The young musicians of the Thai Blind Orchestra are all visually impaired, many are blind and some have low vision. They are taught by 23-year-old Kritsanapan Punsuk, who also conducts the band, and other young music graduate volunteers. Punsuk says, "None of the children had any musical skills before. It’s not easy to teach them because they cannot read music scores or see the musical instruments." The children were introduced to a braille system to read music and are taught individually to memorize the positions of their fingers when playing their instruments. Some of the children need up to two years to learn how to play an instrument and perform music.


The orchestra is funded by several charitable organizations and all the musical instruments are donated. Every year, the orchestra performs several shows to raise funds and even appears on a live television show.


In 2016, the Thai Blind Orchestra performed a show at a Rotary Club ceremony held to raise funds to benefit the blind and visually impaired. Sixteen visually impaired children had been gathering for rehearsals since early May at the 'School for the Blind and the Blind with Multi-Handicapped' in the city of Lopburi province. The young musicians performed four classical Thai songs, including a song written by Thai King Bhumibol Adulyadej, as well as scores by Mozart during the event held at a Bangkok hotel. In every show they also perform a modern Thai song titled 'A Starfish Tale'. The last part of the song's lyrics goes: 'Don't be afraid to be unlike others. Although you are different, you are only yourself.'

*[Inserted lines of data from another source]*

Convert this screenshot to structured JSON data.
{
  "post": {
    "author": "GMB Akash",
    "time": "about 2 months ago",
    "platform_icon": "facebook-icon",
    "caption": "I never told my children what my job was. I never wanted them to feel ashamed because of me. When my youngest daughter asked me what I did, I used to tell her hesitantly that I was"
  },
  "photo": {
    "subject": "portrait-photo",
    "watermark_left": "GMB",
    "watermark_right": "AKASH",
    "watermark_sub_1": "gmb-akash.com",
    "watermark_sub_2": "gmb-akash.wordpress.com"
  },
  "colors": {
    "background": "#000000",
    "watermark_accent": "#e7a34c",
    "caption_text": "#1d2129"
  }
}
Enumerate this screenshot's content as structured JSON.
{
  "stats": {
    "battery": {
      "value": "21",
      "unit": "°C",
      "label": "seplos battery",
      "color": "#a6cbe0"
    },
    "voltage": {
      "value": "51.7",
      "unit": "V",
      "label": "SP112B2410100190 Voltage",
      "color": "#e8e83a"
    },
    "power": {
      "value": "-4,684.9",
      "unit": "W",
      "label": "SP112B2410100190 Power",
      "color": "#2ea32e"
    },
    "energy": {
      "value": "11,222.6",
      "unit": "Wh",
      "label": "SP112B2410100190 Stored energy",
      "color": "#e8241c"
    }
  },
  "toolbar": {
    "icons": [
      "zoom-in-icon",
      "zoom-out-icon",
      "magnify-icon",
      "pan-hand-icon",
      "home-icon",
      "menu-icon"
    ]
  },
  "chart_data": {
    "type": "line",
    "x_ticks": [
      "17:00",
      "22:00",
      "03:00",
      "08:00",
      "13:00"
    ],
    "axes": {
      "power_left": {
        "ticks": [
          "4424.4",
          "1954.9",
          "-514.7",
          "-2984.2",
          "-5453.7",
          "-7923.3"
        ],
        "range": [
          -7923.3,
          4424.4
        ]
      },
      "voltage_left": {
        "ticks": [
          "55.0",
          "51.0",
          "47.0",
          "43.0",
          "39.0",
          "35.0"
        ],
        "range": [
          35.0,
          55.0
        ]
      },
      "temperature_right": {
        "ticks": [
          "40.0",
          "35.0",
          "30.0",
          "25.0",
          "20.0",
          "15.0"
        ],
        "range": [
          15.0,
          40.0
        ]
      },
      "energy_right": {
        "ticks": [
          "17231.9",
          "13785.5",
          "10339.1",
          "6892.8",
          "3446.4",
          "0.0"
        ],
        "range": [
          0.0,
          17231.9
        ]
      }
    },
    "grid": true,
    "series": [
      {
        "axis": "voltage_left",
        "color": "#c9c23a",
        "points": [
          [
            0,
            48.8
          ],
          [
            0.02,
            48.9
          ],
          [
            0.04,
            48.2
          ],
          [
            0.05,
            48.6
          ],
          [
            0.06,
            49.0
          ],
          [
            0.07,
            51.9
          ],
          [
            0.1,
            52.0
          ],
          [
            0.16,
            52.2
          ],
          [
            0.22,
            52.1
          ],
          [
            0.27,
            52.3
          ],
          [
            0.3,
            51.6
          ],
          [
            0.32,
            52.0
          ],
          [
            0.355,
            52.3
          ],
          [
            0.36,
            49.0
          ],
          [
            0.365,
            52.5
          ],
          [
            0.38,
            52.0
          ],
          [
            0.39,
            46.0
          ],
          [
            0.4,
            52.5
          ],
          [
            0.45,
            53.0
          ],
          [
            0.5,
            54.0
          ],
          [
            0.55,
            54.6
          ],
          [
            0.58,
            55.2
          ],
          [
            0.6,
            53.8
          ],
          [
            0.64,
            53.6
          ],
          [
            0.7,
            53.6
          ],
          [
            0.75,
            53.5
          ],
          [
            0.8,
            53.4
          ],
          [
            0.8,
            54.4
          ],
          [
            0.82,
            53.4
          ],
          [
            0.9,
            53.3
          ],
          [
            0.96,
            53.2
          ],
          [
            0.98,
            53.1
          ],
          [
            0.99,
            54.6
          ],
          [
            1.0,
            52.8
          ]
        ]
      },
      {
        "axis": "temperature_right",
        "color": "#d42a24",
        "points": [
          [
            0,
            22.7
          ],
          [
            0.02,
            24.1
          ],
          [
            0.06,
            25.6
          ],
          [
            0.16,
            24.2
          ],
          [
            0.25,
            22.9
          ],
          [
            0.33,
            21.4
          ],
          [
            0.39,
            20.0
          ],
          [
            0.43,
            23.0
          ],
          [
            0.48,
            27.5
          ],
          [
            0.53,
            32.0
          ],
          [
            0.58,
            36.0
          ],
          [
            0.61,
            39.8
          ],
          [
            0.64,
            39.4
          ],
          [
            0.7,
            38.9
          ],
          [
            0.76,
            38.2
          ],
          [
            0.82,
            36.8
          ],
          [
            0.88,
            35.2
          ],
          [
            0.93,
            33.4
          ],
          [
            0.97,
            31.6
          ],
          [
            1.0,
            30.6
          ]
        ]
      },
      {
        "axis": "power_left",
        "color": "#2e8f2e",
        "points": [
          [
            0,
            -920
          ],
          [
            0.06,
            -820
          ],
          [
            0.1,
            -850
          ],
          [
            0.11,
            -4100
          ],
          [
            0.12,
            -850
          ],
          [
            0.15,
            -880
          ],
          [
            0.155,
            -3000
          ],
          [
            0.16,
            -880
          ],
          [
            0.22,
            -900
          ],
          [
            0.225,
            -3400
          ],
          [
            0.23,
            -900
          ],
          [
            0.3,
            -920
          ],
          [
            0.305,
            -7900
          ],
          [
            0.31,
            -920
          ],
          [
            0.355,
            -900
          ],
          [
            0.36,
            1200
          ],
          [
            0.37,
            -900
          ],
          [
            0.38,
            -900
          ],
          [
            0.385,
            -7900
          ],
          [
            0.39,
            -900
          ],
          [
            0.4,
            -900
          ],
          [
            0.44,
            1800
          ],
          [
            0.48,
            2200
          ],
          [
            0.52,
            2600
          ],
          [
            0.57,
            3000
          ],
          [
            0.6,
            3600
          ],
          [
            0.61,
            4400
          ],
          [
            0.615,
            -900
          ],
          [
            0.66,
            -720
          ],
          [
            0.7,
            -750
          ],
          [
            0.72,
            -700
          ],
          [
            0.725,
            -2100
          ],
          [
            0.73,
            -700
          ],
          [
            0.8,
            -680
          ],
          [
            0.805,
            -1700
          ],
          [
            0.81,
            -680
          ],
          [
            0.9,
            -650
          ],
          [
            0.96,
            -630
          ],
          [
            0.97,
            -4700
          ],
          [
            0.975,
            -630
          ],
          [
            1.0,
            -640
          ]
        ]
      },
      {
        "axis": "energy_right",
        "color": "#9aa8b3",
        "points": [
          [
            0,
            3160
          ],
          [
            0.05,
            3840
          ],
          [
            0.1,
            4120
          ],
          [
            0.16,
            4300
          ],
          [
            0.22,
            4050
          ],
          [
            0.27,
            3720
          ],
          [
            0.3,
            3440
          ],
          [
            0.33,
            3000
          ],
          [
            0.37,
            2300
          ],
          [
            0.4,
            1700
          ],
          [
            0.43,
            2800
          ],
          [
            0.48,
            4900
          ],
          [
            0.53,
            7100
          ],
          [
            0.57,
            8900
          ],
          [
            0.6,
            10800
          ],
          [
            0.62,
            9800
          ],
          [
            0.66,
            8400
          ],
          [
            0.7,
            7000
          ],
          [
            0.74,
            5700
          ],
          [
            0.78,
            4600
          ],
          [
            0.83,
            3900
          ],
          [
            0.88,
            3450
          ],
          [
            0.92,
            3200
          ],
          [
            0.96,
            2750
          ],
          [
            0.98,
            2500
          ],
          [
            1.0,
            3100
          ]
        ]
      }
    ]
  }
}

In Thailand, Buddhist devotees believe in karma and attitudes towards disability suggest that disabled people are to surrender and accept their fate. In spite of this, Alongkot Chukaew and his volunteers have created the Thai Blind Orchestra with the aim of using music to encourage children and help change negative attitudes towards disability.